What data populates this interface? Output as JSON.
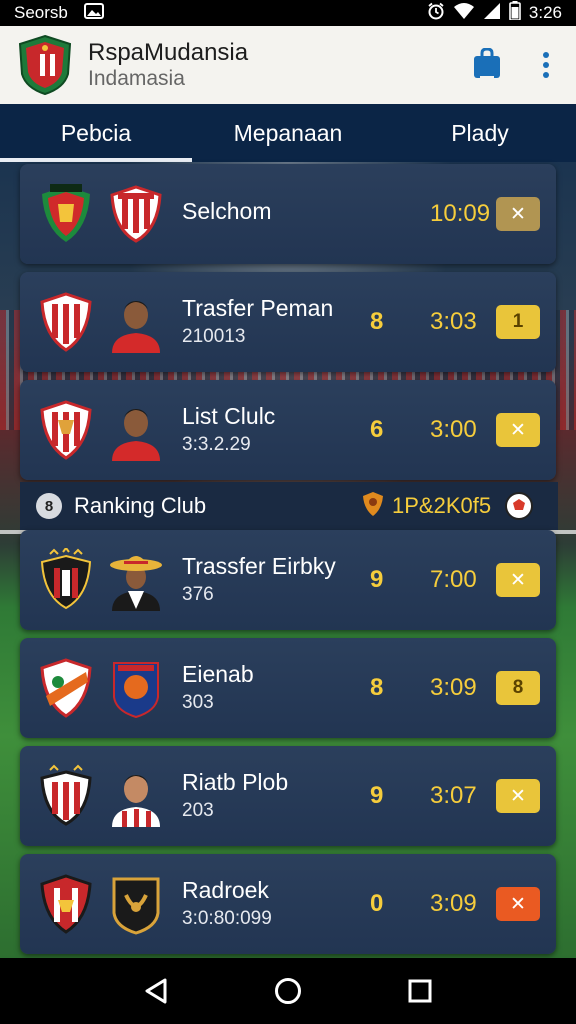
{
  "status_bar": {
    "carrier": "Seorsb",
    "time": "3:26",
    "icons": [
      "image-icon",
      "alarm-icon",
      "wifi-icon",
      "signal-icon",
      "battery-icon"
    ]
  },
  "header": {
    "title": "RspaMudansia",
    "subtitle": "Indamasia",
    "logo": "club-crest-logo",
    "actions": [
      "bag-icon",
      "more-vert-icon"
    ]
  },
  "tabs": [
    {
      "label": "Pebcia",
      "active": true
    },
    {
      "label": "Mepanaan",
      "active": false
    },
    {
      "label": "Plady",
      "active": false
    }
  ],
  "rows": [
    {
      "name": "Selchom",
      "sub": "",
      "score": "",
      "time": "10:09",
      "badge": "✕",
      "badge_color": "#b19552",
      "crest_a": "red-green-crest",
      "crest_b": "red-white-crest"
    },
    {
      "name": "Trasfer Peman",
      "sub": "210013",
      "score": "8",
      "time": "3:03",
      "badge": "1",
      "badge_color": "#e9c53a",
      "crest_a": "red-white-striped-crest",
      "crest_b": "player-avatar"
    },
    {
      "name": "List Clulc",
      "sub": "3:3.2.29",
      "score": "6",
      "time": "3:00",
      "badge": "✕",
      "badge_color": "#e9c53a",
      "crest_a": "red-white-striped-crest",
      "crest_b": "player-avatar"
    }
  ],
  "section": {
    "label": "Ranking Club",
    "icon_text": "8",
    "rank_value": "1P&2K0f5",
    "icons": [
      "badge-icon",
      "soccer-ball-icon"
    ]
  },
  "rows2": [
    {
      "name": "Trassfer Eirbky",
      "sub": "376",
      "score": "9",
      "time": "7:00",
      "badge": "✕",
      "badge_color": "#e9c53a",
      "crest_a": "black-red-crest",
      "crest_b": "sombrero-player-avatar"
    },
    {
      "name": "Eienab",
      "sub": "303",
      "score": "8",
      "time": "3:09",
      "badge": "8",
      "badge_color": "#e9c53a",
      "crest_a": "orange-white-crest",
      "crest_b": "navy-orange-crest"
    },
    {
      "name": "Riatb Plob",
      "sub": "203",
      "score": "9",
      "time": "3:07",
      "badge": "✕",
      "badge_color": "#e9c53a",
      "crest_a": "red-white-striped-crest",
      "crest_b": "player-avatar"
    },
    {
      "name": "Radroek",
      "sub": "3:0:80:099",
      "score": "0",
      "time": "3:09",
      "badge": "✕",
      "badge_color": "#ea5a22",
      "crest_a": "red-black-crest",
      "crest_b": "gold-black-crest"
    }
  ],
  "nav": [
    "back-icon",
    "home-icon",
    "recents-icon"
  ]
}
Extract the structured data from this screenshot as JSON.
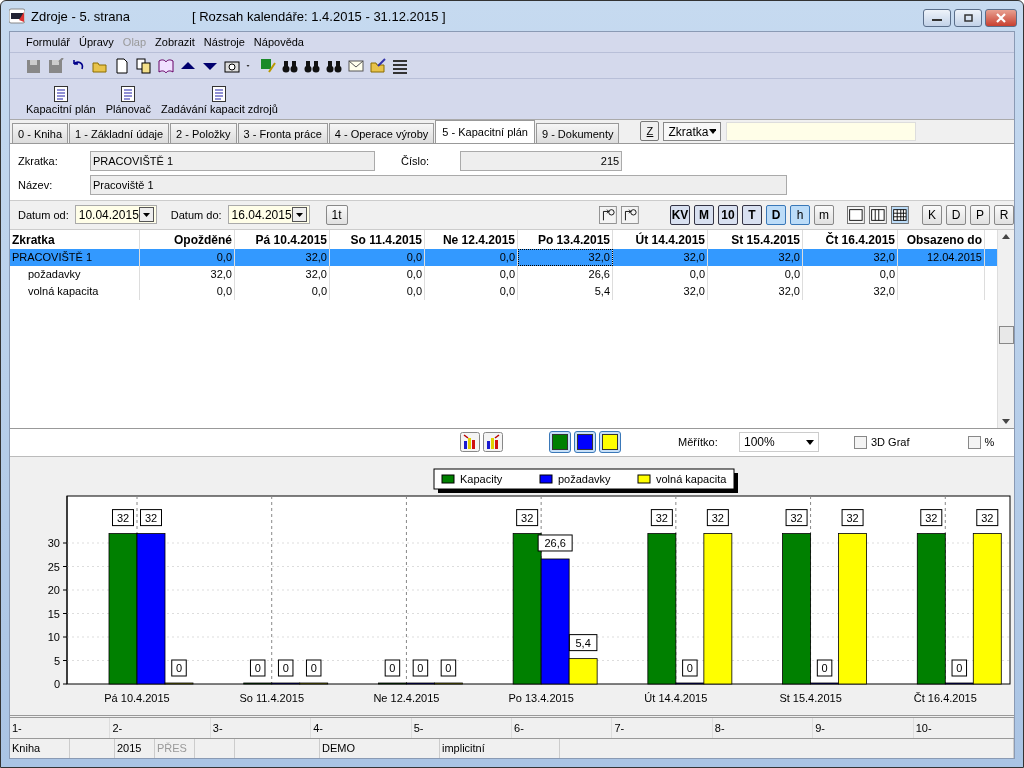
{
  "window": {
    "title": "Zdroje - 5. strana",
    "subtitle": "[ Rozsah kalendáře: 1.4.2015 - 31.12.2015 ]"
  },
  "menu": [
    {
      "label": "Formulář",
      "disabled": false
    },
    {
      "label": "Úpravy",
      "disabled": false
    },
    {
      "label": "Olap",
      "disabled": true
    },
    {
      "label": "Zobrazit",
      "disabled": false
    },
    {
      "label": "Nástroje",
      "disabled": false
    },
    {
      "label": "Nápověda",
      "disabled": false
    }
  ],
  "function_buttons": [
    "Kapacitní plán",
    "Plánovač",
    "Zadávání kapacit zdrojů"
  ],
  "tabs": [
    {
      "label": "0 - Kniha",
      "selected": false
    },
    {
      "label": "1 - Základní údaje",
      "selected": false
    },
    {
      "label": "2 - Položky",
      "selected": false
    },
    {
      "label": "3 - Fronta práce",
      "selected": false
    },
    {
      "label": "4 - Operace výroby",
      "selected": false
    },
    {
      "label": "5 - Kapacitní plán",
      "selected": true
    },
    {
      "label": "9 - Dokumenty",
      "selected": false
    }
  ],
  "search": {
    "button": "Z",
    "field_select": "Zkratka"
  },
  "form": {
    "zkratka_label": "Zkratka:",
    "zkratka": "PRACOVIŠTĚ 1",
    "cislo_label": "Číslo:",
    "cislo": "215",
    "nazev_label": "Název:",
    "nazev": "Pracoviště 1"
  },
  "dates": {
    "from_label": "Datum od:",
    "from": "10.04.2015",
    "to_label": "Datum do:",
    "to": "16.04.2015",
    "button": "1t"
  },
  "scale_buttons": [
    {
      "label": "KV",
      "selected": false
    },
    {
      "label": "M",
      "selected": false
    },
    {
      "label": "10",
      "selected": false
    },
    {
      "label": "T",
      "selected": false
    },
    {
      "label": "D",
      "selected": true
    },
    {
      "label": "h",
      "selected": true
    },
    {
      "label": "m",
      "selected": false
    }
  ],
  "view_buttons": [
    {
      "selected": false
    },
    {
      "selected": false
    },
    {
      "selected": true
    }
  ],
  "letter_buttons": [
    "K",
    "D",
    "P",
    "R"
  ],
  "table": {
    "columns": [
      "Zkratka",
      "Opožděné",
      "Pá 10.4.2015",
      "So 11.4.2015",
      "Ne 12.4.2015",
      "Po 13.4.2015",
      "Út 14.4.2015",
      "St 15.4.2015",
      "Čt 16.4.2015",
      "Obsazeno do"
    ],
    "rows": [
      {
        "selected": true,
        "cells": [
          "PRACOVIŠTĚ 1",
          "0,0",
          "32,0",
          "0,0",
          "0,0",
          "32,0",
          "32,0",
          "32,0",
          "32,0",
          "12.04.2015"
        ],
        "children": [
          {
            "selected": false,
            "cells": [
              "požadavky",
              "32,0",
              "32,0",
              "0,0",
              "0,0",
              "26,6",
              "0,0",
              "0,0",
              "0,0"
            ]
          },
          {
            "selected": false,
            "cells": [
              "volná kapacita",
              "0,0",
              "0,0",
              "0,0",
              "0,0",
              "5,4",
              "32,0",
              "32,0",
              "32,0"
            ]
          }
        ]
      }
    ]
  },
  "chart_toolbar": {
    "series_buttons": [
      {
        "color": "#008000"
      },
      {
        "color": "#0000ff"
      },
      {
        "color": "#ffff00"
      }
    ],
    "scale_label": "Měřítko:",
    "scale": "100%",
    "three_d": {
      "label": "3D Graf",
      "checked": false
    },
    "percent": {
      "label": "%",
      "checked": false
    }
  },
  "chart_data": {
    "type": "bar",
    "categories": [
      "Pá 10.4.2015",
      "So 11.4.2015",
      "Ne 12.4.2015",
      "Po 13.4.2015",
      "Út 14.4.2015",
      "St 15.4.2015",
      "Čt 16.4.2015"
    ],
    "series": [
      {
        "name": "Kapacity",
        "color": "#008000",
        "values": [
          32,
          0,
          0,
          32,
          32,
          32,
          32
        ],
        "value_labels": [
          "32",
          "0",
          "0",
          "32",
          "32",
          "32",
          "32"
        ]
      },
      {
        "name": "požadavky",
        "color": "#0000ff",
        "values": [
          32,
          0,
          0,
          26.6,
          0,
          0,
          0
        ],
        "value_labels": [
          "32",
          "0",
          "0",
          "26,6",
          "0",
          "0",
          "0"
        ]
      },
      {
        "name": "volná kapacita",
        "color": "#ffff00",
        "values": [
          0,
          0,
          0,
          5.4,
          32,
          32,
          32
        ],
        "value_labels": [
          "0",
          "0",
          "0",
          "5,4",
          "32",
          "32",
          "32"
        ]
      }
    ],
    "ylim": [
      0,
      40
    ],
    "yticks": [
      0,
      5,
      10,
      15,
      20,
      25,
      30
    ],
    "data_labels": true,
    "grid": true,
    "legend": true
  },
  "column_numbers": [
    "1-",
    "2-",
    "3-",
    "4-",
    "5-",
    "6-",
    "7-",
    "8-",
    "9-",
    "10-"
  ],
  "status_bar": [
    {
      "text": "Kniha",
      "disabled": false
    },
    {
      "text": "2015",
      "disabled": false
    },
    {
      "text": "PŘES",
      "disabled": true
    },
    {
      "text": "DEMO",
      "disabled": false
    },
    {
      "text": "implicitní",
      "disabled": false
    }
  ]
}
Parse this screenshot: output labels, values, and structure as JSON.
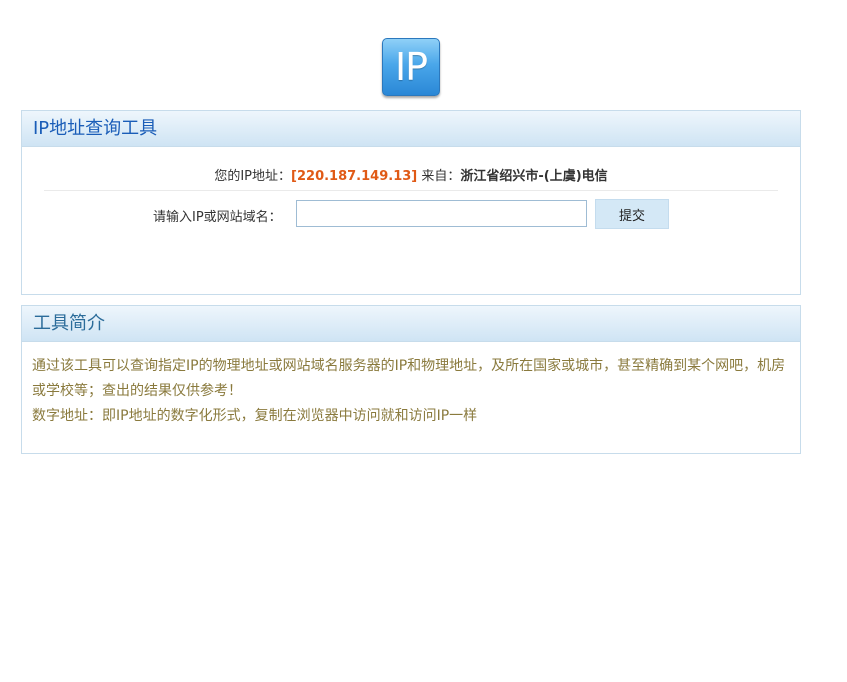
{
  "logo": {
    "text": "IP",
    "color": "#4aa7ea"
  },
  "query_panel": {
    "title": "IP地址查询工具",
    "your_ip_prefix": "您的IP地址：",
    "your_ip_value": "[220.187.149.13]",
    "from_label": " 来自：",
    "location": "浙江省绍兴市-(上虞)电信",
    "input_label": "请输入IP或网站域名：",
    "input_value": "",
    "input_placeholder": "",
    "submit_label": "提交"
  },
  "intro_panel": {
    "title": "工具简介",
    "paragraph1": "通过该工具可以查询指定IP的物理地址或网站域名服务器的IP和物理地址，及所在国家或城市，甚至精确到某个网吧，机房或学校等；查出的结果仅供参考！",
    "paragraph2": "数字地址：即IP地址的数字化形式，复制在浏览器中访问就和访问IP一样"
  },
  "colors": {
    "ip_highlight": "#e05a16",
    "title_blue": "#1a5db8",
    "intro_text": "#8a7a3d",
    "panel_border": "#c7dceb"
  }
}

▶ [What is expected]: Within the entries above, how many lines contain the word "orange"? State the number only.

▶ [Answer to the problem]: 2